Thanks to you...
...from now on, members of the party out of power, whichever one it is, can expect to have people poring over their lives looking for a defect and to eventually go to jail.
Quote:Thanks to you...
Thanks to me?
Quote:...from now on, members of the party out of power, whichever one it is, can expect to have people poring over their lives looking for a defect and to eventually go to jail.
You mean like "Whitewater"?
Quote:A core crime that the Manhattan District Attorney will likely include in an indictment of former President Donald Trump is “falsifying business records in the first degree,” a felony under New York State law (N.Y. Penal Code § 175.10). Prosecutors and indeed all of us are compelled by the rule of law to consider how such a charge compares to past prosecutions. Are like cases being treated alike?
Here it appears they are. Prosecution of falsifying business records in the first degree is commonplace and has been used by New York district attorneys’ offices to hold to account a breadth of criminal behavior from the more petty and simple to the more serious and highly organized. We reach this conclusion after surveying the past decade and a half of criminal cases across all the New York district attorneys’ offices.

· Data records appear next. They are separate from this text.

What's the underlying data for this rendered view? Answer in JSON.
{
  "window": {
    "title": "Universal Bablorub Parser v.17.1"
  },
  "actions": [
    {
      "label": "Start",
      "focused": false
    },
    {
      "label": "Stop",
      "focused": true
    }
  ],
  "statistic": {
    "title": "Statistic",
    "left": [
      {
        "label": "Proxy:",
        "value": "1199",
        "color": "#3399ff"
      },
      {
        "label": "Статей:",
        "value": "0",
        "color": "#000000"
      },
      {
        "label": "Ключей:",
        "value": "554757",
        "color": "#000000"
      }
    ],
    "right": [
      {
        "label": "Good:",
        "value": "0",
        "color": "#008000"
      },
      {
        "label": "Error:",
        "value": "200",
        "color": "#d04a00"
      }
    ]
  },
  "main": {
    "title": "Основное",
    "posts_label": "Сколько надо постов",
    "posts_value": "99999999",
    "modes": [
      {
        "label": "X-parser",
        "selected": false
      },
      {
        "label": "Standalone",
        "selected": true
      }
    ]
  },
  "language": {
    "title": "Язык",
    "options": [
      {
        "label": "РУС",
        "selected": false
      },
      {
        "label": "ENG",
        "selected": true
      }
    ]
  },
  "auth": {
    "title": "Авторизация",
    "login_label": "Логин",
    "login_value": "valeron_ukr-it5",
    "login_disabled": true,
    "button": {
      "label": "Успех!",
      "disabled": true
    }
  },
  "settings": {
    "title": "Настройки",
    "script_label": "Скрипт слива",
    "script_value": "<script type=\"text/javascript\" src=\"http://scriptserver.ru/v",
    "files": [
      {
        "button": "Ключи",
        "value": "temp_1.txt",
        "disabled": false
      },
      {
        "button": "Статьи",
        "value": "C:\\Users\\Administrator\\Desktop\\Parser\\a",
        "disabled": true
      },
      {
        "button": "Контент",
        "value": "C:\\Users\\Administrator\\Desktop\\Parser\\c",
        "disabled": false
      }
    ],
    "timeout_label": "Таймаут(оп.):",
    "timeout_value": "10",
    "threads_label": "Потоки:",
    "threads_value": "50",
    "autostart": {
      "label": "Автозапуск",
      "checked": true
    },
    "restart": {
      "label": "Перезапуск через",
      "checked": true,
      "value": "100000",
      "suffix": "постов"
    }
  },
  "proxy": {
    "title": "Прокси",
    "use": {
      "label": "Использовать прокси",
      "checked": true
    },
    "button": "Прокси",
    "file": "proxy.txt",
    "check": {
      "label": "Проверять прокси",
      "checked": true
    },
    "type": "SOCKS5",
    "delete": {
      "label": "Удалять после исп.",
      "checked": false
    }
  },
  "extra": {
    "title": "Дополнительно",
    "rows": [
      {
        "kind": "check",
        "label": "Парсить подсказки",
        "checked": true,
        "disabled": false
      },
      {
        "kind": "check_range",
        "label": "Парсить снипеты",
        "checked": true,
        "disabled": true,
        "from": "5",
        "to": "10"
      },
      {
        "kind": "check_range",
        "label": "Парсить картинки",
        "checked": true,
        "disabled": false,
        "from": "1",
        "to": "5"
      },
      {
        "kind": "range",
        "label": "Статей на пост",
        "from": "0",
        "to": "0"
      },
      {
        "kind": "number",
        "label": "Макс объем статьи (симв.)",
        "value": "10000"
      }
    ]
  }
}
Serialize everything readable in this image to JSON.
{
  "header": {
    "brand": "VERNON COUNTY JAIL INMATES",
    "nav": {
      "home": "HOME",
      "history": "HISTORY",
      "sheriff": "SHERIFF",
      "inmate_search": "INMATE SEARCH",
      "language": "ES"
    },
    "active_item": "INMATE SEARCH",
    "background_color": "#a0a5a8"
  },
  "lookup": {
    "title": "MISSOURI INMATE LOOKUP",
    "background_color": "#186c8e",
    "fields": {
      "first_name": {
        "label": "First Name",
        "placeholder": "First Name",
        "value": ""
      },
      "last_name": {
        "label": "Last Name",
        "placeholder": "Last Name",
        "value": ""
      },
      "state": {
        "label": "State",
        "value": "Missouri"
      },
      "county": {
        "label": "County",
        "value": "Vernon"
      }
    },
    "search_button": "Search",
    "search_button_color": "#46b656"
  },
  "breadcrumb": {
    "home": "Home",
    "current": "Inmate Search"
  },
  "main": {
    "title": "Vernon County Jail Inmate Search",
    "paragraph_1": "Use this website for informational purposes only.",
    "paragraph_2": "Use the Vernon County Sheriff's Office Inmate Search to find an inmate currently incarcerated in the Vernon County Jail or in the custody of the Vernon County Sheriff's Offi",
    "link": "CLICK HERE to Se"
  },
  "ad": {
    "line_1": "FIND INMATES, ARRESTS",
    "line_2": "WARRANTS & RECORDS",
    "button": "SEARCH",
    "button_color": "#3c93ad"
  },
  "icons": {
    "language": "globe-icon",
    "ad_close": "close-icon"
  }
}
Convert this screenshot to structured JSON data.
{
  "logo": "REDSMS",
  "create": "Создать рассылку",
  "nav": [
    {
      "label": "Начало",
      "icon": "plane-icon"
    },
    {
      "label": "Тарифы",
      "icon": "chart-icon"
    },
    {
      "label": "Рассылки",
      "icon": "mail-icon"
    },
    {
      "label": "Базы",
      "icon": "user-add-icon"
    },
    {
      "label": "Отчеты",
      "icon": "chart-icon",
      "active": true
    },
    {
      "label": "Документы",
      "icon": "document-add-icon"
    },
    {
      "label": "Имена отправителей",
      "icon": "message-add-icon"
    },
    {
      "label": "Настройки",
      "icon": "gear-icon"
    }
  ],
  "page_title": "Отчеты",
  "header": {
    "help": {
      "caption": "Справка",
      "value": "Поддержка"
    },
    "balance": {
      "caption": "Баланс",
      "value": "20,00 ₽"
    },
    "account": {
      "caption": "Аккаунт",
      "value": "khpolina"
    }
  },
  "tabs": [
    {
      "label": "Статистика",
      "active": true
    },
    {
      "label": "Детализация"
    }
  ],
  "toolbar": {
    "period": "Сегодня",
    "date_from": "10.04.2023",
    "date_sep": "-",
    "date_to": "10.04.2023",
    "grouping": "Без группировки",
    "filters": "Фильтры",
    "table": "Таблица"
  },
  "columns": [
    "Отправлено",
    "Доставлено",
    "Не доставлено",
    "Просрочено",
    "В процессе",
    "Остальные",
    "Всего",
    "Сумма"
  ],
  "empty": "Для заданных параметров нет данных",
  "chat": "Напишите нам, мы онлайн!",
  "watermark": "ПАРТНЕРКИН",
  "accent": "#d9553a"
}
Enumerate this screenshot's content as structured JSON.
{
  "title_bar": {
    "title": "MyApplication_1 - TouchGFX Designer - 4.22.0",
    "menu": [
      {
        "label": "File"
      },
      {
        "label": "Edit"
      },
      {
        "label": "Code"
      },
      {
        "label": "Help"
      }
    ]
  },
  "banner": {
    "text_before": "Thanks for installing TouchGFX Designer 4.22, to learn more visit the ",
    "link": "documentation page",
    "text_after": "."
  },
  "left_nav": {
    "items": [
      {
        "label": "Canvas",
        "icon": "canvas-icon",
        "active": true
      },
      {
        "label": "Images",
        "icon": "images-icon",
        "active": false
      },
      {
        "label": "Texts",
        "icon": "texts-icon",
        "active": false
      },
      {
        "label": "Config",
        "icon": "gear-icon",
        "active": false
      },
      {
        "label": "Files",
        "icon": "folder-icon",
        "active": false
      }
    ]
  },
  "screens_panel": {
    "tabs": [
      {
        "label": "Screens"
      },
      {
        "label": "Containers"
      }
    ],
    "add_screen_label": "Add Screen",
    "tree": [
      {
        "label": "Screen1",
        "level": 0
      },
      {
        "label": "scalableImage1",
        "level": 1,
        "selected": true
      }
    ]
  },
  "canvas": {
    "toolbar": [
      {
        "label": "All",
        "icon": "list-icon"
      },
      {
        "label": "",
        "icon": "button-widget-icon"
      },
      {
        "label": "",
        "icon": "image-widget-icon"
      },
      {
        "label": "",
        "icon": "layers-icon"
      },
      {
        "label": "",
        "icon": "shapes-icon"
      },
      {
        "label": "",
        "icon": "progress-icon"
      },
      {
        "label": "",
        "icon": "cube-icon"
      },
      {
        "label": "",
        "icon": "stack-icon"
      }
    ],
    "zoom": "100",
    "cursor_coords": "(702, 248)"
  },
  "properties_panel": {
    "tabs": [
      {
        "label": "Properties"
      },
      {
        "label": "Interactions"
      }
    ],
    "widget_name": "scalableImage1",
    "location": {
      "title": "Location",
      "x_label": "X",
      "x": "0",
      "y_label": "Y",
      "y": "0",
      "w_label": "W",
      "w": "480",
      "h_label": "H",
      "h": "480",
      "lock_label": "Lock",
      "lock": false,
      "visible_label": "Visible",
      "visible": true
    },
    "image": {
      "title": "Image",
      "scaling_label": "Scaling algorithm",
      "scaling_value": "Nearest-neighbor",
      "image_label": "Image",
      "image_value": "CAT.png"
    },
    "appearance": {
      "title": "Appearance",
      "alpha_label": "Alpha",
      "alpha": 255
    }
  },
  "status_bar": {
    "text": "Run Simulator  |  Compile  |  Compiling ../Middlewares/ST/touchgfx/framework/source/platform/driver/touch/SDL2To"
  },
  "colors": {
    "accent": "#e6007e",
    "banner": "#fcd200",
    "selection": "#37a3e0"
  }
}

Here's what you've accomplished.
They've been counting on the fact that Republicans won't respond in kind by poring over high ranking Democrats' lives looking for something that could be made to look criminal.
I don't know about the foundations of Whitewater...
Former Vice President Mike Pence (will not) appeal a recent ruling compelling him to testify as part of a Justice Department probe into former President Donald Trump’s actions leading up to the Jan. 6, 2021, insurrection.
A federal judge ruled last month that Pence must comply with a grand jury subpoena issued by special counsel Jack Smith, who is heading the investigation.
Both Trump and Pence had sought to block the full enforcement of the subpoena, though they made two different legal arguments.
Trump’s team argued that executive privilege, which bars some presidential conversations from being made public, applied to Pence’s testimony. Pence, in contrast, argued that the Constitution’s “speech or debate” clause, which shields members of Congress from certain law enforcement actions connected to legislative duties, applies because Pence was acting as president of the Senate on Jan. 6 in order to certify President Joe Biden’s election.
James Boasberg, the chief judge for the U.S. District Court for the District, rejected wholesale Trump’s argument in his late-March ruling but handed Pence a partial victory. Though Pence would be compelled to testify, the ruling allows Pence to decline to answer questions related to his actions on Jan. 6 itself. But he will be required to answer questions about any potential illegal acts by Trump.
Pence adviser Devin O’Malley said in a statement Wednesday that Pence had “prevailed” in arguing to limit his testimony and that the judge’s ruling satisfied the legal objections Pence’s team had put forward.
“The court’s landmark and historic ruling affirmed for the first time in history that the speech or debate clause extends to the vice president of the United States,” O’Malley said.
“Having vindicated that principle of the Constitution, Vice President Pence will not appeal the judge’s ruling and will comply with the subpoena as required by law,” he said.
Pence last week declined to answer questions about if he would appeal the judge’s ruling, sidestepping the topic in an interview with CNN on Thursday.
It’s not clear if Trump himself will appeal the ruling.
Pence’s testimony would mark a significant and historic development in the probe, which would see a former vice president testify about the potential criminality of his ticket-mate’s actions.
Pence’s decision comes a day after Trump was indicted in New York in connection with a separate case involving his role in hush money payments made during the 2016 election.
It’s also the latest significant blow to Trump in the federal probes. An appeals court on Tuesday upheld an earlier ruling ordering former Trump chief of staff Mark Meadows and other top White House aides to testify as part of the Jan. 6 investigation.
Quote:Here's what you've accomplished.
And how exactly did I manifest this power?
After more or less stable government in the US for almost 250 years, from now on, the party out of power can refuse to accept the results of a fair election and claim the winner is "illegitimate". But I wouldn't think to blame that on you.